The Pravda assembler (PASM) is a text representation of Pravda VM bytecode.
Let's consider one simple program written in PASM:
/* My program */ jump @main @ok: push "good" jump @end @main: push 2 mul push 8 gt jumpi @ok push "bad" @end:
It pops an item from the stack and multiplies it by 2. If it is less than 8 it pushes "good" to the stack, otherwise it pushes "bad".
pasm operations are easy to understand. There are several things that differ from low-level bytecode:
- You can define labels:
- Jump to defined labels
jump @my_label. Jump with the condition
jumi @my_labeland jump to functions with preserved call-stack
- Push the primitive to the stack:
push <primitive>. Or put an item to the heap:
new <data>(in this case reference to data will be pushed to the stack).
- Write comments:
/* a comment */.
- Work with structs:
struct_get <primitive>. This will produce
STRUCT_GET_STATICopcodes that take the key for the struct field from bytecode. You can write
<primitive>literal. In this case,
STRUCT_GETopcodes are used and the key is taken from the stack.
- Use the regular orphan opcodes.
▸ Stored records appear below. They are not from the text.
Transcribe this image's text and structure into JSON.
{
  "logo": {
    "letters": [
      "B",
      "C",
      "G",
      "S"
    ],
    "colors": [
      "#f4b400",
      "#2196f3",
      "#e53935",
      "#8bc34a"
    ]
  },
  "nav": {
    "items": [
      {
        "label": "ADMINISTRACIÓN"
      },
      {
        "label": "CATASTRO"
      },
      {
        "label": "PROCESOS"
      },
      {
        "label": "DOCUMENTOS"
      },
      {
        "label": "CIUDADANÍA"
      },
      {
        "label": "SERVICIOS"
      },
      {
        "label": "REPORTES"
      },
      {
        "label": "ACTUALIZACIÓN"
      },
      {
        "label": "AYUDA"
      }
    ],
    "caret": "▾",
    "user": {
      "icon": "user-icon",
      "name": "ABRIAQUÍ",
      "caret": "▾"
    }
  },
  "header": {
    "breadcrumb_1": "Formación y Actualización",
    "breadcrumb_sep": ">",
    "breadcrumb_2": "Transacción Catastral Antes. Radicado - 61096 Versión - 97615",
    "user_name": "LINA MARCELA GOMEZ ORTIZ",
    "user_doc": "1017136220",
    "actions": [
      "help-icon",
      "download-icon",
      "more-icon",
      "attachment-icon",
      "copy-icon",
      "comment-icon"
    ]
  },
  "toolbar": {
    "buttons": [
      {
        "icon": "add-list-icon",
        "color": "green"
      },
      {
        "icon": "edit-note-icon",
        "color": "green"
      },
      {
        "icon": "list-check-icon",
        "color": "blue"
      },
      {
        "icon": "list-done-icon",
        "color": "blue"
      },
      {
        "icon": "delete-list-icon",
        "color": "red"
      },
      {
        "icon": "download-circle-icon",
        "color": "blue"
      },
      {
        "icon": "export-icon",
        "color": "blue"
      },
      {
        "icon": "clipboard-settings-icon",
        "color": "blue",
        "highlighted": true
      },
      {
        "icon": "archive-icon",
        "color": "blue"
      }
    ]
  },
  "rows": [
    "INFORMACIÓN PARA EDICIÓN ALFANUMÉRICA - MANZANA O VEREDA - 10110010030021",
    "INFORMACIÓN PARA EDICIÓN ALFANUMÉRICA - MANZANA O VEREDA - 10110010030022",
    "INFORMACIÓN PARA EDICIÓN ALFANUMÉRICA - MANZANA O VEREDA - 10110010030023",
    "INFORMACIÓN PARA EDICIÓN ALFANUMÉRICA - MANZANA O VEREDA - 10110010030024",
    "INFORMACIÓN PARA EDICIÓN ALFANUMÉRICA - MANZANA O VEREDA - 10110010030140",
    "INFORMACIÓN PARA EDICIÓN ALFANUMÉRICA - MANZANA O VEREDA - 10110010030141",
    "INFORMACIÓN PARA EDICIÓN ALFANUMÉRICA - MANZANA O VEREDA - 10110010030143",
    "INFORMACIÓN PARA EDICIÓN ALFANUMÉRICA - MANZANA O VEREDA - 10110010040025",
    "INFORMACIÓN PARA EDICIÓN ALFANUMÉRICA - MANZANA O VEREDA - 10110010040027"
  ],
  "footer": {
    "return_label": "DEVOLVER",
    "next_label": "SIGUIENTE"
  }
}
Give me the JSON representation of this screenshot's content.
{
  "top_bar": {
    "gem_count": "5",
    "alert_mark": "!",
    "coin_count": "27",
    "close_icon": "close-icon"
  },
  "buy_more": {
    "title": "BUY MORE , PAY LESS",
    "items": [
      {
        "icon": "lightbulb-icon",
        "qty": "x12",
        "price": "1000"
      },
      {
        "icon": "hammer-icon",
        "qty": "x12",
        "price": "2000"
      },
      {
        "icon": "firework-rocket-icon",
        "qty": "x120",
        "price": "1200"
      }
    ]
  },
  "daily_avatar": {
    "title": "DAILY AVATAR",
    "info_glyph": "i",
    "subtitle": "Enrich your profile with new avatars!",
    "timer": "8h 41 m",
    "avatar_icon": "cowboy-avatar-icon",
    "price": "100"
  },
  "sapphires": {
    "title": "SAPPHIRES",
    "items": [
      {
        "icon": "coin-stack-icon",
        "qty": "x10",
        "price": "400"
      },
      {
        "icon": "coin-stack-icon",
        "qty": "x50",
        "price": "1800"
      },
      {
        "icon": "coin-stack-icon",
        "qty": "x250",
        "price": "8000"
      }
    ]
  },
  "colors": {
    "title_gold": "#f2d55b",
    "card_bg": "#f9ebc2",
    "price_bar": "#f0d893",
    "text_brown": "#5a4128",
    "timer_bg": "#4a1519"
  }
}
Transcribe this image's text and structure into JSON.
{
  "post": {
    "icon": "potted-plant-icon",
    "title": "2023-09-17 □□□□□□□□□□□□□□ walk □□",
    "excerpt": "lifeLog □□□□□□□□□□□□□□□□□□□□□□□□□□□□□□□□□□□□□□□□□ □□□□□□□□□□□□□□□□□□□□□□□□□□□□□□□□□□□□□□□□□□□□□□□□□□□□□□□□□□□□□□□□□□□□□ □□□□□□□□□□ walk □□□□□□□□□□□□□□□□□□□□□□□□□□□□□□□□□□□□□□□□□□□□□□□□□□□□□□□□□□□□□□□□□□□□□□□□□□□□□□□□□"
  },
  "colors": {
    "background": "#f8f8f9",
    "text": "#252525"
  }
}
- Add meta information via
meta <meta>, see
<meta>definition for details.
See also string